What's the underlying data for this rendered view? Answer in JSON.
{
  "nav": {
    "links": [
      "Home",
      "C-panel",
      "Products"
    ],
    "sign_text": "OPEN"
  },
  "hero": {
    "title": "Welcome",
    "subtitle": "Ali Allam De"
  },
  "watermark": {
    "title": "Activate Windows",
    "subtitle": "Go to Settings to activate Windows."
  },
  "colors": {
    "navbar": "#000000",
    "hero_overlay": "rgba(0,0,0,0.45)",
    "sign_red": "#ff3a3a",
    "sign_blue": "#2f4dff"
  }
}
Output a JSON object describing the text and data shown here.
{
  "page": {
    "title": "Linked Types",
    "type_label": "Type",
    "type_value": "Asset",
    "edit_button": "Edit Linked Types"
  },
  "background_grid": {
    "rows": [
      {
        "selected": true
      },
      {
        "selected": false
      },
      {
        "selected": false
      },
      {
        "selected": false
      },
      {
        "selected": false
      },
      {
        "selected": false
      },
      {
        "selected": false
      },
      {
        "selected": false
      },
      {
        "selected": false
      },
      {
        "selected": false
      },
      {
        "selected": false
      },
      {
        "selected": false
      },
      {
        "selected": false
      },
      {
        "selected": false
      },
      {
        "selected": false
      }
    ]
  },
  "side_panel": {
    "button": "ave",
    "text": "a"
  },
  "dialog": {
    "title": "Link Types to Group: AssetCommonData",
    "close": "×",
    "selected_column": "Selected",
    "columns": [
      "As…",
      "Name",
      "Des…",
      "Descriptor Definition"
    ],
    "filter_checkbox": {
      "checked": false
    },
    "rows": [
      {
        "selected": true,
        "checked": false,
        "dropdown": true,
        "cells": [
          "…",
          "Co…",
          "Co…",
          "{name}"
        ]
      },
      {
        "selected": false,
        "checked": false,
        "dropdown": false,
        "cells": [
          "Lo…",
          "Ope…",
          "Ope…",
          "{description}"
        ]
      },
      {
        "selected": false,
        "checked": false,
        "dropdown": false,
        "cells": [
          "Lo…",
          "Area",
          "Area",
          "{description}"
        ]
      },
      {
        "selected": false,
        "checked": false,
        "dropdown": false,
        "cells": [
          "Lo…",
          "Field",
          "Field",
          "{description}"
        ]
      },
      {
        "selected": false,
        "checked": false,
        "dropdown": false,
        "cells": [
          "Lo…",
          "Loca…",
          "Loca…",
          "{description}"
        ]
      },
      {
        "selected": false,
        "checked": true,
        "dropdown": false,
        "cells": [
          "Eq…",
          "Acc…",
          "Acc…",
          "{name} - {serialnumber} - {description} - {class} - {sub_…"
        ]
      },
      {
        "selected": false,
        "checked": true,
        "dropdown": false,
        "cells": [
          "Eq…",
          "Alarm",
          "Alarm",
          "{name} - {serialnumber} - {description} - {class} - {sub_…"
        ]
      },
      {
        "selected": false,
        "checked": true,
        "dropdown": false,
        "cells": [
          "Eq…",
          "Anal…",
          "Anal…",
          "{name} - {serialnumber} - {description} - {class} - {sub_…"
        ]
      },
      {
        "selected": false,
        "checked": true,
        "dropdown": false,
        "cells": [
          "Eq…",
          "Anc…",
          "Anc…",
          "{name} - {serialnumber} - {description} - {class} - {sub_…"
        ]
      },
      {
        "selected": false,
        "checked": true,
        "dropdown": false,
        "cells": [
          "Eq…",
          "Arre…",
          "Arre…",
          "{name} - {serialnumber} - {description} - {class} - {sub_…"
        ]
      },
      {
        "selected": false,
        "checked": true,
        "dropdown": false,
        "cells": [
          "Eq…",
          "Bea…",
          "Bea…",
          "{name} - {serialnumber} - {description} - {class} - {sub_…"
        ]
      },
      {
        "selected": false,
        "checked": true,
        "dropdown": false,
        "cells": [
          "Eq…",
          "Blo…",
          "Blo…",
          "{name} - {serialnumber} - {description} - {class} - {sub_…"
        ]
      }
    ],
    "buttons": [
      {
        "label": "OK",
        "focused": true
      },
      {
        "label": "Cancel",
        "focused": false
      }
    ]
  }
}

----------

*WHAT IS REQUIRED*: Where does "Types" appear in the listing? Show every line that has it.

*RESULT FOR THIS EXERCISE*:
    "title": "Linked Types",
    "edit_button": "Edit Linked Types"
    "title": "Link Types to Group: AssetCommonData",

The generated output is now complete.